## TASK
Extract the entries in their exact form.

## EXCERPTED DATA
◇ ◇ ◇

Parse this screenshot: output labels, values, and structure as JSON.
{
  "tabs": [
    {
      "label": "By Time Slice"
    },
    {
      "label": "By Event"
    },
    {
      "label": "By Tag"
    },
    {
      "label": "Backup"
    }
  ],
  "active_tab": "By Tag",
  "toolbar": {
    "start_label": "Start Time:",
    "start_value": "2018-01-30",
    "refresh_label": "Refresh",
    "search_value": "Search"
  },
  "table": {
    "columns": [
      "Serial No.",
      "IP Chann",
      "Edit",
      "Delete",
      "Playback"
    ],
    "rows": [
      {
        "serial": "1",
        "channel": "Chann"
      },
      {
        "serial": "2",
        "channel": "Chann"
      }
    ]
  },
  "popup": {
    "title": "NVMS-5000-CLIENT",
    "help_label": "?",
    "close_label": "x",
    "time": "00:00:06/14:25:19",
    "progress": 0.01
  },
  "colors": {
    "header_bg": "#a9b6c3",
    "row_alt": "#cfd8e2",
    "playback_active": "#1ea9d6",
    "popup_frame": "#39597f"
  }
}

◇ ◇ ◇

## RESPONSE AREA
Parse this screenshot: output labels, values, and structure as JSON.
{
  "tabs": [
    {
      "label": "By Time Slice"
    },
    {
      "label": "By Event"
    },
    {
      "label": "By Tag"
    },
    {
      "label": "Backup"
    }
  ],
  "active_tab": "By Tag",
  "toolbar": {
    "start_label": "Start Time:",
    "start_value": "2018-01-30",
    "refresh_label": "Refresh",
    "search_value": "Search"
  },
  "table": {
    "columns": [
      "Serial No.",
      "IP Chann",
      "Edit",
      "Delete",
      "Playback"
    ],
    "rows": [
      {
        "serial": "1",
        "channel": "Chann"
      },
      {
        "serial": "2",
        "channel": "Chann"
      }
    ]
  },
  "popup": {
    "title": "NVMS-5000-CLIENT",
    "help_label": "?",
    "close_label": "x",
    "time": "00:00:06/14:25:19",
    "progress": 0.01
  },
  "colors": {
    "header_bg": "#a9b6c3",
    "row_alt": "#cfd8e2",
    "playback_active": "#1ea9d6",
    "popup_frame": "#39597f"
  }
}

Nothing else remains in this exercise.